"This becomes a moment for us to be thoughtful," Moore said. "This becomes the moment for us to be intentional. This becomes a time where we're not choosing between this idea of investing in downtown or investing in neighborhoods. We can and we will invest in both and stop the binary because we don't have to choose."

Nevertheless, Cross Street Partners CEO Bill Struever said these projects need more than state and federal dollars to entice the level of transit-oriented development required to spur a local renaissance. 

Baltimore city officials, he said, must invest local tax dollars to effectively leverage the record amount of money the federal and state governments are spending on transit projects. 

"We've got to think of big resources. Because of what costs are today, interest rates are today, we're just not going to be able to move the needle, so we need the public sector to join and think boldly about the funding," Struever said. "We need to do what we all need to do together to create a shared prosperity for Baltimore." 

Equally crucial in attracting new transit-oriented development is rethinking local development requirements, officials said. Maryland Transit Administration Administrator Holly Arnold said for too long, development plans prioritized cars, and as a result, too much space is dedicated to cars, particularly in cities like Baltimore. 

"I think that's been to the detriment of our downtown and the detriment of our cities. So now's a really good opportunity to rethink that," Arnold said. "How can we rethink downtown? How can we rethink and reprioritize and give that space back to pedestrians or bicyclists to transit?"

Lutherville Station renderings displayed during the Greater Baltimore Committee's Transportation and Economic Development Summit.

However, adopting a less car-centric development style faces serious challenges locally from zoning and residents' opposition to denser building. 

MLR Partners' proposed Lutherville Station redevelopment serves as a prime example of how resident pushback and zoning can stymie the development that local and state leaders say they want to encourage.  

Renbaum's firm proposed building 400 apartments, office, retail and green space, replacing a roughly 60-year-old car-centric shopping center within walking distance of a light rail station. 

But a combination of community opposition and zoning that predates the construction of the light rail stop in the early 1990s means the proposal remains in limbo.  

"It's a very, very transformative project, but we acquired the site three years ago, and we've been working very actively with the county council person and the county itself to try and come up with a plan," Renbaum said. "We [still] don't have zoning for the project."

Meanwhile, Struever, through a joint venture between Cross Street Partners and Beatty Development Group called Penn Station Partners, continues to work with Amtrak to redevelop Baltimore's Penn Station.

Penn Station Partners serves as the program manager for the redevelopment. Its responsibilities include coordinating the planning, design and construction of the station's $200M worth of Amtrak-funded improvements. 

Additionally, the development team intends to build up to 1.6M SF of office, residential and retail space on several Amtrak-owned parcels.

Struever said Penn Station holds the potential to connect families without cars to jobs, open up a new gateway to downtown Baltimore and serve as an East Coast hub connecting entrepreneurs, universities and government agencies.

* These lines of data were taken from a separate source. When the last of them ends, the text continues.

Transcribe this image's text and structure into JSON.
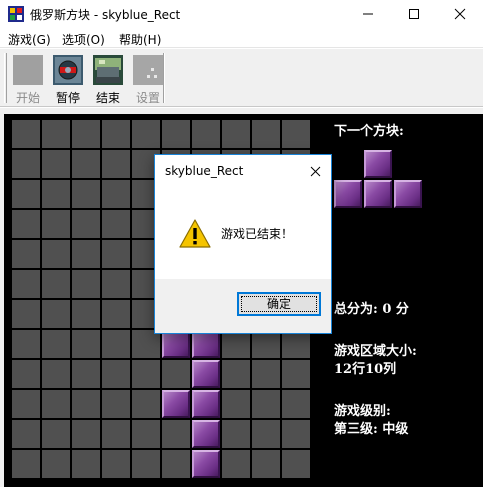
{
  "window": {
    "title": "俄罗斯方块 - skyblue_Rect"
  },
  "menu": {
    "items": [
      {
        "label": "游戏(G)"
      },
      {
        "label": "选项(O)"
      },
      {
        "label": "帮助(H)"
      }
    ]
  },
  "toolbar": {
    "tools": [
      {
        "label": "开始",
        "enabled": false
      },
      {
        "label": "暂停",
        "enabled": true
      },
      {
        "label": "结束",
        "enabled": true
      },
      {
        "label": "设置",
        "enabled": false
      }
    ]
  },
  "side_panel": {
    "next_label": "下一个方块:",
    "score_label": "总分为: 0 分",
    "area_label": "游戏区域大小:",
    "area_value": "12行10列",
    "level_label": "游戏级别:",
    "level_value": "第三级: 中级"
  },
  "board": {
    "rows": 12,
    "cols": 10,
    "cell_color": "#505050",
    "block_color": "#7a3d96",
    "filled_cells": [
      [
        7,
        5
      ],
      [
        7,
        6
      ],
      [
        8,
        6
      ],
      [
        9,
        5
      ],
      [
        9,
        6
      ],
      [
        10,
        6
      ],
      [
        11,
        6
      ]
    ],
    "next_piece": [
      [
        0,
        1
      ],
      [
        1,
        0
      ],
      [
        1,
        1
      ],
      [
        1,
        2
      ]
    ]
  },
  "dialog": {
    "title": "skyblue_Rect",
    "message": "游戏已结束！",
    "ok_label": "确定",
    "icon": "warning-icon"
  }
}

Creating that hub, he said, is especially important because "we don't believe that the traditional office market is going to come back in a big way." 

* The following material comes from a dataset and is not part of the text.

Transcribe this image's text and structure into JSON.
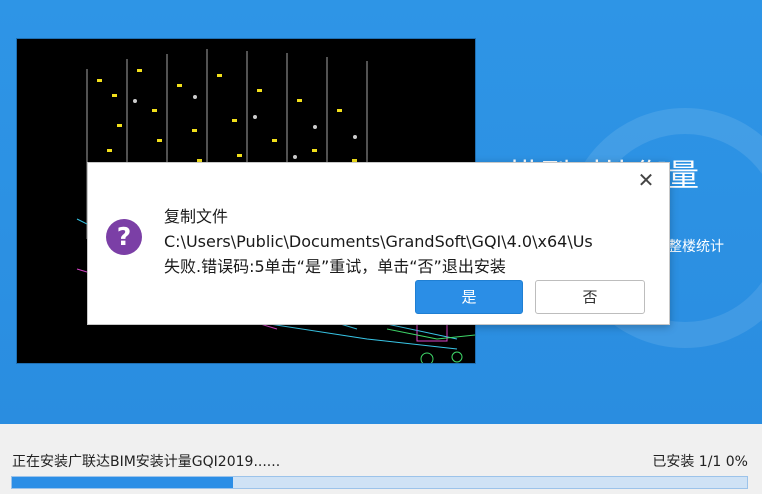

He said bringing that vision to fruition requires taking advantage of a flood of investment, particularly from the federal government. But he said Baltimore must put its tax dollars to work to realize the potential stemming from the federal largesse.    

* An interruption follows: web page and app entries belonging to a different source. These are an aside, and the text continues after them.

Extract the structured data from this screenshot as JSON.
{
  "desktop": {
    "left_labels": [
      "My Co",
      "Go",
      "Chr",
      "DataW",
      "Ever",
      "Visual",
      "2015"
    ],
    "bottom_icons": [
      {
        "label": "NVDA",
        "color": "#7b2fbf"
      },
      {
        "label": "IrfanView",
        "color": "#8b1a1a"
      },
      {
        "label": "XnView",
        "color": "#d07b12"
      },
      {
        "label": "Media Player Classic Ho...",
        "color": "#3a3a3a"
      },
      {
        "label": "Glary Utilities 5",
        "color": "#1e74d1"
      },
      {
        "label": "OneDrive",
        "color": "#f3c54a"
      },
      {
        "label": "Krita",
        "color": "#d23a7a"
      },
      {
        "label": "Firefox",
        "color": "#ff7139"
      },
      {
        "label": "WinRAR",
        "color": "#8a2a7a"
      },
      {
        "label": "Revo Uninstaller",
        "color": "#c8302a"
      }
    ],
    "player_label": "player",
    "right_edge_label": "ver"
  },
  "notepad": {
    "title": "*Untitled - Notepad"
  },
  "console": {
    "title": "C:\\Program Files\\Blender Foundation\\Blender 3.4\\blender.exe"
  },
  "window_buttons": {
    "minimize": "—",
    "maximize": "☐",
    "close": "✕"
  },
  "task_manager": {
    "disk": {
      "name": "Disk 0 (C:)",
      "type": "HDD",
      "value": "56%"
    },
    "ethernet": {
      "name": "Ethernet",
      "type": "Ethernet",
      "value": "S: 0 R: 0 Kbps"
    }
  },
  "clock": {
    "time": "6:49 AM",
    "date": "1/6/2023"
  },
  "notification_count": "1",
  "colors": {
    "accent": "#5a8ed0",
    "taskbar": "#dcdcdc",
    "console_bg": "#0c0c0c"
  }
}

"Let's capture that dividend of increased federal spending, and let's look at Penn Station as a gateway and a new door into downtown as we think boldly about the future," Struever said.